Imagine a world where film directors cannot point out details that will give you cues to their story. Imagine a world where Steven Spielberg isn’t able to show you, in Jurassic Park, the water trembling inside the glass, the disappearance of the goat, and finally, that the electrical fence is not working anymore. Suddenly, he’s not able to tell you that you are currently in danger, because you were not looking at the “right” direction with your VR mask.
With VR, people will get to direct their own show. And only by profoundly understanding their audience will creators be able to tell stories.
The challenge lies in the blurring effect of VR. It will blur creator/audience frontiers and multiply the possibilities of interaction.
Active consumption keeps pushing its way
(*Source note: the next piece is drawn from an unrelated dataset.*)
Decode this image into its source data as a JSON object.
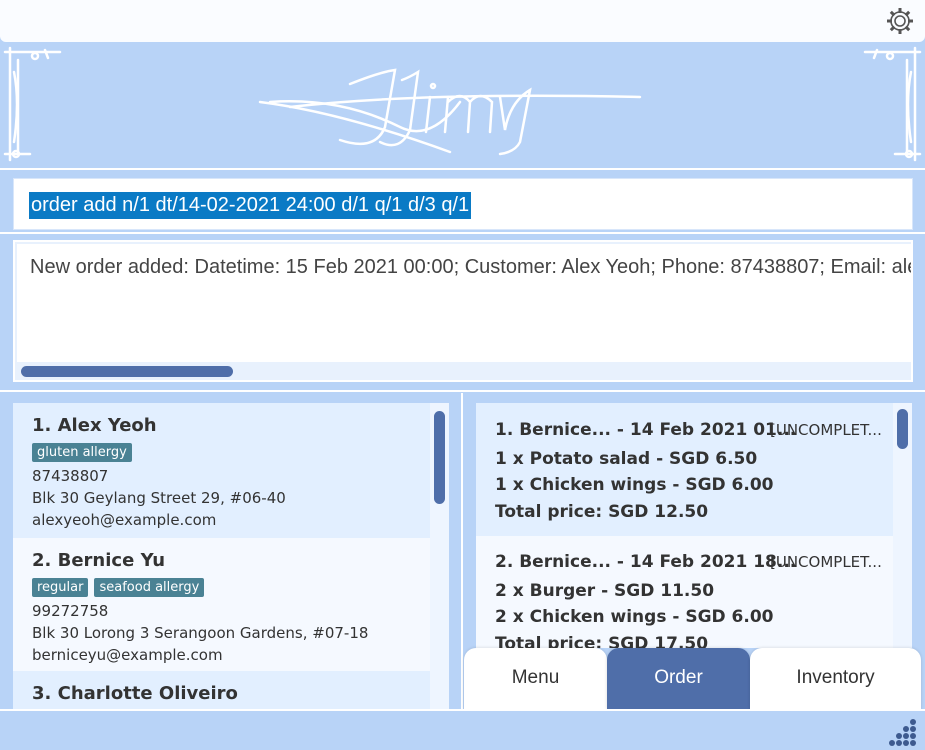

One of the biggest changes that come with the adoption of VR is the shift in people’s role as media consumers. They will no longer be a passive audience. They will actively transform what they consume, while they consume it. For instance, during a VR movie experience, the audience will get to choose their own viewing angle, not the film director. The outcomes and interpretation of any piece of media will be endless. In VR, nothing will be deemed complete before all consumers put their hands on it.
It might take us a while to realize the huge impact of VR on human experiences. But how do we make sure this impact is fully taken advantage of?
The answer may lie in empathy. A great product/market fit translates into increased adoption, and ultimately, increased revenues for companies. But it also leads to even more opportunities for innovation. I have recently covered the importance of reaching out to extreme users for product insights. That’s because the closer innovators are to consumers, the easier they will find ways to improve existing technologies. The goal is to understand people’s true needs and how technology can fit in.
The same principle would apply for VR. We can only explore its true potential once we’ve learned how people really use it in their daily lives. And there’s no better way to do that than being in their skin. Viewing through their own eyes, watching from their angle. Just like they would do with a VR device.
It all comes down to a new dimension of innovation. Digital content is now more prone to co-creation than ever, and innovation requires much more engagement with consumers.
Video game designers are already a step ahead
The video game industry is used to create complex environments where multidimensional variables take place and people get to interact “freely”.
Back in 2010, video game developer Quantic Dream had already created a game named Heavy Rain, where player’s decisions and reactions affect the narrative. And a remastered version of the game is expected to launch soon for Playstation 4. The 2010 review by GameSpot reveals how much of a breakthrough Heavy Rain represented to the video game industry then. Surprisingly (or not), the exact same observation could be made for VR experiences:
The goal of every story is to form some degree of connection with its observer. Most often, this link is fleeting at best, but every now and then, a much deeper bond is formed. This bond is one in which the observer is less of a passive participant and more of an emotionally engaged accomplice. link
We still have no idea of how far Virtual Reality will take us in our daily lives. Every few years, we find ourselves over contemplating the possibilities of new technologies and hoping for futuristic shifts that they will bring us.
The technology is on its way, that’s a given. But how VR will really make it through our lives is a challenge to be solved. Once again, empathy will probably be key to bring meaningful experiences.
© Samsung Gear VR (bottom)